* **PROBLEM**: Without the pictures, give the listing below again exactly.

* **DATA EXTRACTS**:

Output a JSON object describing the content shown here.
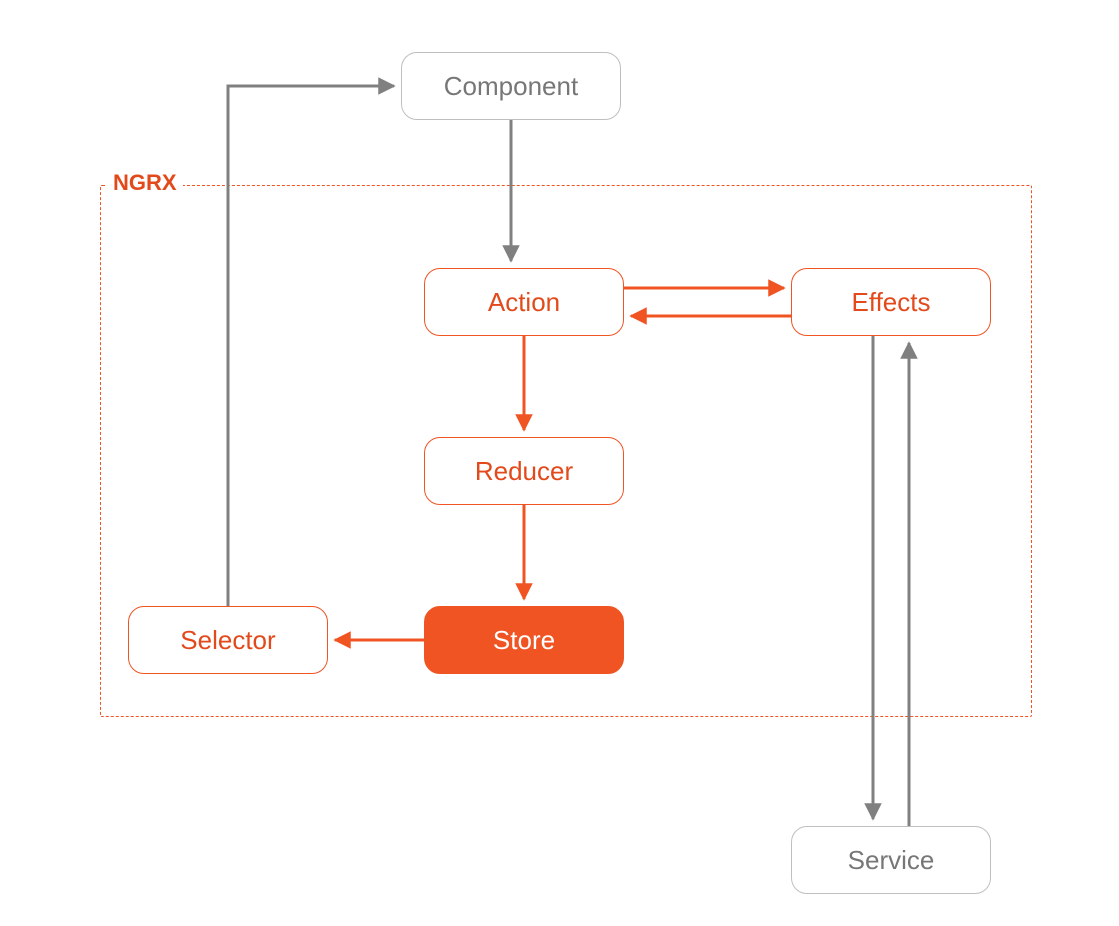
{
  "diagram": {
    "container_label": "NGRX",
    "colors": {
      "orange": "#f05423",
      "orange_text": "#e24a1b",
      "gray_stroke": "#808080",
      "gray_text": "#777777",
      "gray_border": "#bfbfbf"
    },
    "nodes": {
      "component": {
        "label": "Component"
      },
      "action": {
        "label": "Action"
      },
      "effects": {
        "label": "Effects"
      },
      "reducer": {
        "label": "Reducer"
      },
      "store": {
        "label": "Store"
      },
      "selector": {
        "label": "Selector"
      },
      "service": {
        "label": "Service"
      }
    },
    "edges": [
      {
        "from": "component",
        "to": "action",
        "color": "gray"
      },
      {
        "from": "action",
        "to": "reducer",
        "color": "orange"
      },
      {
        "from": "reducer",
        "to": "store",
        "color": "orange"
      },
      {
        "from": "store",
        "to": "selector",
        "color": "orange"
      },
      {
        "from": "selector",
        "to": "component",
        "color": "gray"
      },
      {
        "from": "action",
        "to": "effects",
        "color": "orange"
      },
      {
        "from": "effects",
        "to": "action",
        "color": "orange"
      },
      {
        "from": "effects",
        "to": "service",
        "color": "gray"
      },
      {
        "from": "service",
        "to": "effects",
        "color": "gray"
      }
    ]
  }
}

* **WORKED SOLUTION**:
Output a JSON object describing the content shown here.
{
  "diagram": {
    "container_label": "NGRX",
    "colors": {
      "orange": "#f05423",
      "orange_text": "#e24a1b",
      "gray_stroke": "#808080",
      "gray_text": "#777777",
      "gray_border": "#bfbfbf"
    },
    "nodes": {
      "component": {
        "label": "Component"
      },
      "action": {
        "label": "Action"
      },
      "effects": {
        "label": "Effects"
      },
      "reducer": {
        "label": "Reducer"
      },
      "store": {
        "label": "Store"
      },
      "selector": {
        "label": "Selector"
      },
      "service": {
        "label": "Service"
      }
    },
    "edges": [
      {
        "from": "component",
        "to": "action",
        "color": "gray"
      },
      {
        "from": "action",
        "to": "reducer",
        "color": "orange"
      },
      {
        "from": "reducer",
        "to": "store",
        "color": "orange"
      },
      {
        "from": "store",
        "to": "selector",
        "color": "orange"
      },
      {
        "from": "selector",
        "to": "component",
        "color": "gray"
      },
      {
        "from": "action",
        "to": "effects",
        "color": "orange"
      },
      {
        "from": "effects",
        "to": "action",
        "color": "orange"
      },
      {
        "from": "effects",
        "to": "service",
        "color": "gray"
      },
      {
        "from": "service",
        "to": "effects",
        "color": "gray"
      }
    ]
  }
}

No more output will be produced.